Kapi-Mana News : February 26th 2013
9 KAPI-MANA NEWS, FEBRUARY 26, 2013 NEWS NZ Lamb Leg Roast 1099 kg EVERY DAY SAVINGS GET LOADS OF Shop & Get Rewards FSW KEY NW260213 Fresh 'n Fruity Yoghurt 6 Pack 389 We reserve the right to limit quantities. For customer service phone 0800 4 New World (0800 463 996) or email email@example.com. Prices apply from 25/02/13 to 03/03/13 in the Wellington, Wairarapa, Horowhenua, Taranaki, Manawatu, Wanganui and Hawke's Bay regions only. Regal Marlborough Salmon Fillets Skin On & Bone In 2399 kg Anchor Butter 500g 2 for or $3.49 each 600 Arnott's Chocolate Biscuits 160--200g 2 for or $2.99 each 500 Huggies Bulk Nappies or Nappy Pants 26--54s 1899 USA Sunkist Easy Peel Mandarins 499 kg BE IN TO WIN APPLE IPADS & IPODS See in store for details. Splendid resource: Wellington's Community Fruit Harvesting leader Julie Harris says the owner of this tree laden with apples is happy to see the fruit go to a good cause.Spare fruit put to good use By SIMON EDWARDS A community food project launched five months ago is bearing fruit for its Tawa-based co-ordinator -- quite literally. Keen to see fruit, that would otherwise rot on the ground, be pick- ed and put in the larders of foodbanks, Auckland woman Di Cel- liers came up with the Community Fruit Harvesting concept in 2011. The idea has ripened in at least nine other centres. Tawa resident Julie Harris established a version for greater Wellington in September last year. Owners of trees laden with grape- fruit, lemons, apples, pears, feijoas and the like in Wellington, Porirua and Kapiti are calling up. Picked fruit ends up with the Kaibosh Food Rescue, which distrib- utes to Wellington City Mission, Sal- vation Army Hope Centre, Women's Refuge and others, and Kiwi Com- munity Assistance, helping foodbanks in Wellington and Pori- rua.

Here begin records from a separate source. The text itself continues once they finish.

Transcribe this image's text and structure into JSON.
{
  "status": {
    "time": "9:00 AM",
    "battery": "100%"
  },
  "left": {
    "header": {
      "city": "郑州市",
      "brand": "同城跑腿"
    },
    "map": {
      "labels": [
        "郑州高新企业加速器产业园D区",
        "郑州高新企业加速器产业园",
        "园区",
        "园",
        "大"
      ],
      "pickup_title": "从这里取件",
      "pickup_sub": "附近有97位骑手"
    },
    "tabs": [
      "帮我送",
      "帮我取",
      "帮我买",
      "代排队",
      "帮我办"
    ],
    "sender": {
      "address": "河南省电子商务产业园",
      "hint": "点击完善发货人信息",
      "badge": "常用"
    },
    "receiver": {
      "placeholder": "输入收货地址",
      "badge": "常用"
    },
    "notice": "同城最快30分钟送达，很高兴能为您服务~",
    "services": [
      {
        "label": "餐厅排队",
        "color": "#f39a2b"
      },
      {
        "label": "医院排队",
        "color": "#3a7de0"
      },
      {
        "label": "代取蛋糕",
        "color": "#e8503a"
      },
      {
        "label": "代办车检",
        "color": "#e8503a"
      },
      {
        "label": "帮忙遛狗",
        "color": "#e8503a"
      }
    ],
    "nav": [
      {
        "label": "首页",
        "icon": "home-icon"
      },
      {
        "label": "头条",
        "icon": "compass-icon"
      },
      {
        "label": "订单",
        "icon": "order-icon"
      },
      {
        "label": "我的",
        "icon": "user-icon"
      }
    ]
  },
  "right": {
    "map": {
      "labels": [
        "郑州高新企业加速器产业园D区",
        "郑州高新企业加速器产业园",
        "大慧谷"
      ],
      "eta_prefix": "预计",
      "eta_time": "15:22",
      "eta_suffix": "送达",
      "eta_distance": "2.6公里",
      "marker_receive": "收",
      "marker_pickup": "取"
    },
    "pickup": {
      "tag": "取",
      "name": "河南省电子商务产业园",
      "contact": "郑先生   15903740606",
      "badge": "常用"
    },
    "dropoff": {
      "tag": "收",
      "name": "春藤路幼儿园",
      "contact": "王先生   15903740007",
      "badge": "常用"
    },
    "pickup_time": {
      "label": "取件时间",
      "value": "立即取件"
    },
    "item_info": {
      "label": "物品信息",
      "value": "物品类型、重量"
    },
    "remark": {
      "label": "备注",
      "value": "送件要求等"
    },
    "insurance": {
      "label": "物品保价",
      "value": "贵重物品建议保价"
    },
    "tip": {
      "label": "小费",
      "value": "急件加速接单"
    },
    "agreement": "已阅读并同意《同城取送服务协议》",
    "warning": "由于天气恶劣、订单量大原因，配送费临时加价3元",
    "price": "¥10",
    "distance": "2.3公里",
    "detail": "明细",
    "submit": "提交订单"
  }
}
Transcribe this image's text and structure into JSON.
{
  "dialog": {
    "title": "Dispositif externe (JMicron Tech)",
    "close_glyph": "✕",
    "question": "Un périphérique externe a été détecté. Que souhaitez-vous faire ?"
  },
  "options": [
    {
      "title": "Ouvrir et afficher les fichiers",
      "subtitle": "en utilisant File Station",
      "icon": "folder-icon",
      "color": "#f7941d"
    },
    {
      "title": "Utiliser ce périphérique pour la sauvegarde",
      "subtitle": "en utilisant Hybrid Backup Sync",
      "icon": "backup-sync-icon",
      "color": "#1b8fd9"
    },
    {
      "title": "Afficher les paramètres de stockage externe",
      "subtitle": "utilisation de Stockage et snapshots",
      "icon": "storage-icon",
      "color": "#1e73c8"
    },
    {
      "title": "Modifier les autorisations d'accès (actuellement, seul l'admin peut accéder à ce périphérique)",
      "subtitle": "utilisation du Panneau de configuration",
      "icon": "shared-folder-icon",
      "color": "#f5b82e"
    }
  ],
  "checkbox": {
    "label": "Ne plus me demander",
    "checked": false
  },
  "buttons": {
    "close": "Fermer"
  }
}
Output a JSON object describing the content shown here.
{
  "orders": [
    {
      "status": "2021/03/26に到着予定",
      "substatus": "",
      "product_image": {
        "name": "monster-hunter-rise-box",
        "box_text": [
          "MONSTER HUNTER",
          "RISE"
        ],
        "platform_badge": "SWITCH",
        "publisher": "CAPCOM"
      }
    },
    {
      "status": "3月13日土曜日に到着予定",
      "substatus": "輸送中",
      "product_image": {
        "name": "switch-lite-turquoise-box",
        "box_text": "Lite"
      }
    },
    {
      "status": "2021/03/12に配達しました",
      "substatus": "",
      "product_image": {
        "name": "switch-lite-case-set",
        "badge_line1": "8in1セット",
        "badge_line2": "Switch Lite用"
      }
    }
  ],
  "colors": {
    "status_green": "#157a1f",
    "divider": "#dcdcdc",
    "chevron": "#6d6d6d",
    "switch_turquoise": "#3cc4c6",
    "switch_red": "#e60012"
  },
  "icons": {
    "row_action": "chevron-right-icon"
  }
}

Ms Harris says she has no problem with fruit going to foodbanks in the areas it's picked in. Kapiti's foodbank called two days ago and asked if some fruit picked there could be channelled to them. The answer is, absolutely.'' But it needs local pickers to step forward. Every volunteer who picks gets the option of taking away a bag of fruit. They can give away the fruit to a foodbank or choose to turn it into jam and donate it to a charity of their choice. The whole object is rescuing and using fresh fruit. Whatever channel it goes through to get to families in need, I'm not too concerned. As long as I can track it and record it.'' Everyone knows fruit is a key to a healthy diet, but look in the super- market trolleys of many families get- ting food grants from or coming under budgeting advice and paying off bills -- the fruit just isn't there,'' Ms Harris says. It's too expensive for them.'' Community Fruit Harvesting can also be a service to the tree owners. No-one wants the unsightly mush of fallen fruit on their lawn, and for some elderly people picking the fruit is now beyond them. She is liaising with real estate agents over houses on the market where fallen fruit, and the flies it attracts, can turn buyers off. Ms Harris says she has just been offered a pear tree in Tawa and it is the height of a telegraph pole. There is at least 60 kilogram of fruit but I need a team of volunteers to pick this very challenging one and be very confident on high ladders -- in fact it is almost cherry picker stuff if it wasn't for a difficult backyard access. '' Plums, stone fruit and most ber- ries have come and gone with a hot summer bringing on an early har- vest. She expects apples, pears and the like will come on strong in early March. There are teams of pickers on her roster, who are alerted on the char- ity's Facebook page. Ms Harris says she has enough people willing to turn fruit into jam and preserves, but I always need more pickers. Picking can be healthy outdoor fun for families, kids, caravaners, neighbourhood picking bees . . . Neighbourhood Awareness Week is coming up.'' Awareness is only starting to spread but quantities dealt with are already large. A Waikanae family recently delivered to Ms Harris' garage 45kg of grapefruit they'd picked from just two trees in their backyard. We're now talking truck loads of fruit.'' People with surplus fruit, or volun- teers willing to pick, can email pick firstname.lastname@example.org, visit wwwpickfruit.co.nz or call Ms Harris on 027 240 6606.
February 19th 2013
March 5th 2013